- On medium speed, gradually beat in the 10 tablespoons superfine or granulated sugar, waiting 20 to 30 seconds between additions. Beat until the whites form stiff shiny peaks when the beater is raised. Beat in the vanilla.
- Fold in the praline powder and spoon the meringue into the prepared soufflé pan, packing it in. The pan will be almost full.
- Put the soufflé pan into the roasting pan and add boiling water to reach half way up the sides of the soufflé pan. Bake 35 to 40 minutes, until a wooden skewer inserted into the soufflé comes out clean. During baking the soufflé will rise several inches above the rim of its pan.
- Remove the soufflé pan from its water bath and set on a rack to cool. The soufflé will sink to about half the height of the pan.
- When completely cool, cover the soufflé pan with a dessert platter and invert the two. The soufflé should fall out easily.
- Cover the soufflé with an inverted bowl until ready to serve. Prepare the raspberry sauce and whipped cream.
3 cups fresh raspberries
3 to 4 tablespoons sugar, superfine or granulated
1 to 2 tablespoons Framboise or Kirsch, optional
½ teaspoon pure vanilla extract
Puree 2 cups raspberries and force through a fine strainer to remove the seeds. Stir in sugar until completely dissolved and add the liqueur of your choice or the vanilla. Reserve remaining 1 cup raspberries for decoration.
1 cup heavy cream
2 tablespoons confectioners’ sugar
1 tablespoon Framboise or Kirsch or ½ teaspoon pure vanilla extract
Whip the cream, sugar, and flavoring until stiff enough to be piped through a pastry bag.
To serve, dab the soufflé with a paper towel to remove any sugar syrup released by the praline. Decorate the soufflé with some of the raspberry sauce, the whipped cream, and fresh raspberries. Cut into portions and serve. The soufflé will have an attractive layered look. A mint sprig makes a nice garnish.
Store leftover soufflé in the refrigerator but bring to room temperature before serving.
Makes 6 to 8 servings. Every single one of which will be tremendously enjoyed!!
Greg Patent is an award-winning cookbook author and food writer. His book, Baking in America, won the 2003 James Beard Award, and A Baker’s Odyssey, a book celebrating America’s immigrant baking heritage, won the 2008 Cordon d’Or Award. His articles have appeared in Saveur, Bon Appétit, Gastronomica, Fine Cooking, Woman’s Day, Family Circle, and other national publications. Baking is his passion, and he swears he inherited it from his two grandmas, one Iraqi and the other Russian.
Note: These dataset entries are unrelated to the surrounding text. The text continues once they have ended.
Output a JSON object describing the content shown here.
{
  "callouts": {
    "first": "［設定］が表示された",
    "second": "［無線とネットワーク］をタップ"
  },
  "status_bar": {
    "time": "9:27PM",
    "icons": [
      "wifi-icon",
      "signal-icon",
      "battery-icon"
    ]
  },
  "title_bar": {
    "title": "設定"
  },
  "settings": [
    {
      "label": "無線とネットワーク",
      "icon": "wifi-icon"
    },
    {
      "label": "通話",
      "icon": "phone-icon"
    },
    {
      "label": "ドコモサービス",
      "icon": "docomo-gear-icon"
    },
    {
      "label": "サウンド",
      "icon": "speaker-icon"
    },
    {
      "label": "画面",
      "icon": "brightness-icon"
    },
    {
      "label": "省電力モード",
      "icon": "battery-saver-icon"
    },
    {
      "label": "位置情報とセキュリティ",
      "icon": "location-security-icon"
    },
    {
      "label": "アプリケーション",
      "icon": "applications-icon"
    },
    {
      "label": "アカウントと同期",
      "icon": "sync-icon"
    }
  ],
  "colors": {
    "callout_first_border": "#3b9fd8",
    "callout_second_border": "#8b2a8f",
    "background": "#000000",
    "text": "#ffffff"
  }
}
He lives in Missoula, Montana, with his fabulous wife, Dorothy, where he blogs at TheBakingWizard.com, writes about food for his local paper (the Missoulian), and co-hosts a weekly radio show about food (The Food Guys) on Montana Public Radio.